What Are the Symptoms of Overworking?
Symptoms of overworking can include fatigue, decreased productivity, increased errors, insomnia, physical health problems like headaches and weight gain, emotional issues such as anxiety and depression, and a decrease in overall life satisfaction.
What Happens When You Work Too Much?
Side effects of working too much can include chronic stress, sleep deprivation, deteriorating physical health, strained relationships, and lowered mental well-being. This overwork can potentially escalate into burnout, causing significant personal and professional disruption.
What is Called Overworking?
Overworking, also known as workaholism, refers to the condition where an individual excessively works beyond the standard working hours, often to the detriment of their physical and mental health and personal relationships.
What to Do If I Feel Overworked?
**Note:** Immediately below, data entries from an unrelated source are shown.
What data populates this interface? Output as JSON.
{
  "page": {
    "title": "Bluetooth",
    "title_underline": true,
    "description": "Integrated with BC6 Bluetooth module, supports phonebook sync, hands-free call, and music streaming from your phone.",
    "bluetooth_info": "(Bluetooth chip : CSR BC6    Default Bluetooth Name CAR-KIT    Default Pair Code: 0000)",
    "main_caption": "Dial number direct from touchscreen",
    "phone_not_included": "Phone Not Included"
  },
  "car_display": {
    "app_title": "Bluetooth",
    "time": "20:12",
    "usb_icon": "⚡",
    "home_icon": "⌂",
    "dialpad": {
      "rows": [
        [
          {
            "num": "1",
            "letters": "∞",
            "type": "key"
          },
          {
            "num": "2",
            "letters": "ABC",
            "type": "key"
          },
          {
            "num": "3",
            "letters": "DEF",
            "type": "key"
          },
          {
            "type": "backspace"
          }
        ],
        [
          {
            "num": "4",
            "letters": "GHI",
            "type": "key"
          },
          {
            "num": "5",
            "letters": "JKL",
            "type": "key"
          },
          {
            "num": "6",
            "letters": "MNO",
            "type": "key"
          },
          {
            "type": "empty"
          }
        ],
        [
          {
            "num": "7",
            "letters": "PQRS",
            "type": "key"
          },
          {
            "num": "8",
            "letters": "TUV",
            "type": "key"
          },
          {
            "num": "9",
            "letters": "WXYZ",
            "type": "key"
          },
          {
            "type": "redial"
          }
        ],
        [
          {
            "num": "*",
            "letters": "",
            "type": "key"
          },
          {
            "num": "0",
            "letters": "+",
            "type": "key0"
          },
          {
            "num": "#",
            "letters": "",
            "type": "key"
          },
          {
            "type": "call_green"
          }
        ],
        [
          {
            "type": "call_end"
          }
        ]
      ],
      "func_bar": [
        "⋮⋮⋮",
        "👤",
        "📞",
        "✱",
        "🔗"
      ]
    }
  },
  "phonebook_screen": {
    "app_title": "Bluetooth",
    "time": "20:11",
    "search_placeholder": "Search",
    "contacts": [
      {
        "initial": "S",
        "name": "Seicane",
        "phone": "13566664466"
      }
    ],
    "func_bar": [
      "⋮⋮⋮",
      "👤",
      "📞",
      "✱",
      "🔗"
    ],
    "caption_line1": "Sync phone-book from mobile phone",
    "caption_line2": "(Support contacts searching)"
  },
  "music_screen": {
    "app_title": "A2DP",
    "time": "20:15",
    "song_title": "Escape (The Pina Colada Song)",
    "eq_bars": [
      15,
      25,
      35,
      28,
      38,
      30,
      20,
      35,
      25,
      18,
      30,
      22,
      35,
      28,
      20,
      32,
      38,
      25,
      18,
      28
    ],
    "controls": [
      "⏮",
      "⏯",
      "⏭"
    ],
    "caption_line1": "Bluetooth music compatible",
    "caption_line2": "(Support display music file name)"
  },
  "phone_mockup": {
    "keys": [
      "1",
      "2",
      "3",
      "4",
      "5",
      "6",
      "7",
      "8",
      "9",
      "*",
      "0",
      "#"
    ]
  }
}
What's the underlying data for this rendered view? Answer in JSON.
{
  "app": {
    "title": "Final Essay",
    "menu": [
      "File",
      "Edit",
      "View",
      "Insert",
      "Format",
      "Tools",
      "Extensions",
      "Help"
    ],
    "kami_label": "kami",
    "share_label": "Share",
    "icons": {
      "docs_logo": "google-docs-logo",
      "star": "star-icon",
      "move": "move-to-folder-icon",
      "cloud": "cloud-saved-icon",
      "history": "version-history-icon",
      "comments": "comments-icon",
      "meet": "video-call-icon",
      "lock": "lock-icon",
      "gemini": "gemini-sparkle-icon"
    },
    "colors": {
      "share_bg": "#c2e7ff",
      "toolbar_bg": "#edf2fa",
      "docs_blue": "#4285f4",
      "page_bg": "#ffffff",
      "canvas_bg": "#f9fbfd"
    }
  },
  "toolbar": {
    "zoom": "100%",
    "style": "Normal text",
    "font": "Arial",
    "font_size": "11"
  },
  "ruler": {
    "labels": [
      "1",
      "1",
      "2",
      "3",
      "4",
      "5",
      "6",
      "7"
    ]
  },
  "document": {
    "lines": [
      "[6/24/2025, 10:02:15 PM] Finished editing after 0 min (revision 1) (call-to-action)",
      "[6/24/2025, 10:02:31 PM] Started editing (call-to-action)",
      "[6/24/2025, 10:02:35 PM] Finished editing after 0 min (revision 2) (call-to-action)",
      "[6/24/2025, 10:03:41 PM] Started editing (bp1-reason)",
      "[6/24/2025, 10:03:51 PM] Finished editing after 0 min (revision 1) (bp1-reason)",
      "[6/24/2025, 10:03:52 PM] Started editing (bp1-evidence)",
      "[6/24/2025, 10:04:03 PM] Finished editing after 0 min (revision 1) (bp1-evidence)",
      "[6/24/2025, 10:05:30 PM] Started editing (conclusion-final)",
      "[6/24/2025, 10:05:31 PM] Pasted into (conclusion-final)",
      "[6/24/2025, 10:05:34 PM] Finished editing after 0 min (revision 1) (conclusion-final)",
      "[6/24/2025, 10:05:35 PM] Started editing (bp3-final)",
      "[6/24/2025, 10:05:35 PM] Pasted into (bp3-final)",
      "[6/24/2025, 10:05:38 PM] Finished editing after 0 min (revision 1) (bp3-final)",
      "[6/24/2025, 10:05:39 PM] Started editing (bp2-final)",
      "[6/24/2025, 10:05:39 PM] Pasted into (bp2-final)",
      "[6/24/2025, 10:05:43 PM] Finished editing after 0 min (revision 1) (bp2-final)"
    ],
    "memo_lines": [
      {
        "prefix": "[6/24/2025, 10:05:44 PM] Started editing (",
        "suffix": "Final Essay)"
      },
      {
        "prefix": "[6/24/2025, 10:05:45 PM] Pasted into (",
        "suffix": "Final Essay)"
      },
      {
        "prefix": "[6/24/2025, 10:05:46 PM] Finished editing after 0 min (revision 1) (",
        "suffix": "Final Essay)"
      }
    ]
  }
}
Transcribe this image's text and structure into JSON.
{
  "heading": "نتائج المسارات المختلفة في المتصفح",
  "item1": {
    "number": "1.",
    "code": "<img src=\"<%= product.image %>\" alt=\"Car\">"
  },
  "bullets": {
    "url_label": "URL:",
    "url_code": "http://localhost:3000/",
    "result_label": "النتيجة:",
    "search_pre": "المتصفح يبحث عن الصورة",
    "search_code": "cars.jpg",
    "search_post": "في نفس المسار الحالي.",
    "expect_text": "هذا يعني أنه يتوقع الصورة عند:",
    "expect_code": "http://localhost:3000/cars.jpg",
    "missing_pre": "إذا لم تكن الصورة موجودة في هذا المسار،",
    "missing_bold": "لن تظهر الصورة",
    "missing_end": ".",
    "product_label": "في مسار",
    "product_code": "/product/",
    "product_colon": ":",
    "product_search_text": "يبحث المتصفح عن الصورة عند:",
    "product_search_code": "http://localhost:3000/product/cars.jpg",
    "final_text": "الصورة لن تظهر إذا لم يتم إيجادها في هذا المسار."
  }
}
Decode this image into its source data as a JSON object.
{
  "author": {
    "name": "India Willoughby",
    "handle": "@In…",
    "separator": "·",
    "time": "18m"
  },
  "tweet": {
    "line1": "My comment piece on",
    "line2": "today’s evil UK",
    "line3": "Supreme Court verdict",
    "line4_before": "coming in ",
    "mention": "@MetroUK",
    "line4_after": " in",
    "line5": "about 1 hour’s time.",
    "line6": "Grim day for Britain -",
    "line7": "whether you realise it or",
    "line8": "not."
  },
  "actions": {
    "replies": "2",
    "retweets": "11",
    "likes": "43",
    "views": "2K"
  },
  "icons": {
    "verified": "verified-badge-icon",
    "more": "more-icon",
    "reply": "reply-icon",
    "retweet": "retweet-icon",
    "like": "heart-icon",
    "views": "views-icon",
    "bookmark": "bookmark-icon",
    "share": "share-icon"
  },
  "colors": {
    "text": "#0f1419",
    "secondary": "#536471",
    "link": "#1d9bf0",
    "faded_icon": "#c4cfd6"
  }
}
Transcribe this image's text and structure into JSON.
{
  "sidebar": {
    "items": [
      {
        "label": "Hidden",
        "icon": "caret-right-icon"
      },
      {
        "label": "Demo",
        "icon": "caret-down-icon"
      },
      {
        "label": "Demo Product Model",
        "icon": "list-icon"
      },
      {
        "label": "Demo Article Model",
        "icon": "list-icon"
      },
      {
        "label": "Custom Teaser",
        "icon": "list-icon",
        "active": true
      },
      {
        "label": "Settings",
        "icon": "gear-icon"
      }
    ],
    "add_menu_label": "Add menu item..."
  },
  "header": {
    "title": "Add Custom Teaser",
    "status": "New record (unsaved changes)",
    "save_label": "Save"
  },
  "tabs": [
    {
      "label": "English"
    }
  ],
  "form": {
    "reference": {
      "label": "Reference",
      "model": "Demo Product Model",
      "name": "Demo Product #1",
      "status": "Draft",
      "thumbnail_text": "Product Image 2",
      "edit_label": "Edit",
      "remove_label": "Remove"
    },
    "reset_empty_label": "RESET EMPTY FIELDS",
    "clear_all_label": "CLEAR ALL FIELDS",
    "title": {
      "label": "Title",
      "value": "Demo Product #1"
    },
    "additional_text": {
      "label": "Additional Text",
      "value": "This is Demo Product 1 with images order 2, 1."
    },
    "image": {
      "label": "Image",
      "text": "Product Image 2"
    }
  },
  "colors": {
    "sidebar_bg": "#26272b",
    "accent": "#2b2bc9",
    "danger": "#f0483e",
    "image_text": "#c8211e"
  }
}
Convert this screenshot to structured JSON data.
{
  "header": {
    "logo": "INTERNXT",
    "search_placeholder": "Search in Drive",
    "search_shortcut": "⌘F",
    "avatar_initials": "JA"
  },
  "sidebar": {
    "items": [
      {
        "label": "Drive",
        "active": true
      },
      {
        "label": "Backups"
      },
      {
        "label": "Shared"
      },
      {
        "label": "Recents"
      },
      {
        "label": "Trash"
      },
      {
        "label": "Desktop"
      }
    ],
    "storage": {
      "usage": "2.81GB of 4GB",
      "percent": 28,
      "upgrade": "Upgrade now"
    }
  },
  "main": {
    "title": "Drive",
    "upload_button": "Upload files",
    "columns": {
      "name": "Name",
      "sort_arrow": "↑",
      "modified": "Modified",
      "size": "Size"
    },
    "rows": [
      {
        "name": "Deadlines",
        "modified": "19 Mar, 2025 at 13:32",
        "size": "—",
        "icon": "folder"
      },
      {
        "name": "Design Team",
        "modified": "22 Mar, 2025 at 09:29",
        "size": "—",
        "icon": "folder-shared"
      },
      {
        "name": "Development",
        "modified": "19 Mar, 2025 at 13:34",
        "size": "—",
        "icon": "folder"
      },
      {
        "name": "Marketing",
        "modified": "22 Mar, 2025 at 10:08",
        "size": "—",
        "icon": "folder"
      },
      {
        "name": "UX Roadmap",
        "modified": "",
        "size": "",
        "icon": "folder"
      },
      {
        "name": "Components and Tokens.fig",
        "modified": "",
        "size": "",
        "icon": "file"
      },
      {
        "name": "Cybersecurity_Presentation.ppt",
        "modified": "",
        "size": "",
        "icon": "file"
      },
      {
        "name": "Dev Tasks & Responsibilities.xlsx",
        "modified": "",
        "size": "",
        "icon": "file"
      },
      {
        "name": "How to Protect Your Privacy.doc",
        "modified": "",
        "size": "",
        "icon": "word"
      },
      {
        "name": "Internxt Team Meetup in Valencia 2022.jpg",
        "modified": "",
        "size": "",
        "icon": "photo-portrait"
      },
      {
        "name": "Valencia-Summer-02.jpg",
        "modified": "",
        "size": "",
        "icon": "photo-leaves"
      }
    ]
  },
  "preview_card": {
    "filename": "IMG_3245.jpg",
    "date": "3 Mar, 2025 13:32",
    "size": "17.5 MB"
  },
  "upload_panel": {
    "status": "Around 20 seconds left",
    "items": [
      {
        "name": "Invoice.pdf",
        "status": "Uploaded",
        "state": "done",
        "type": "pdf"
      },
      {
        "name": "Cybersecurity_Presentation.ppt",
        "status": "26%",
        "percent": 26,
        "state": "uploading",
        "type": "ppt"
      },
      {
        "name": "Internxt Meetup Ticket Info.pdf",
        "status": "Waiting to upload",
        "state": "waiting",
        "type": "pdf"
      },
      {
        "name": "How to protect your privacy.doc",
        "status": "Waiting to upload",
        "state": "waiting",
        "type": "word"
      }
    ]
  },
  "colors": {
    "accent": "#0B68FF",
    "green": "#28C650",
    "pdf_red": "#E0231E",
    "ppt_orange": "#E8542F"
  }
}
If you’re feeling overworked, it’s crucial to follow the strategies outlined in this blog—talk to your boss, prioritize self-care, set boundaries, take breaks, know your limits, stay organized, get enough sleep, eat healthy, and seek support if needed.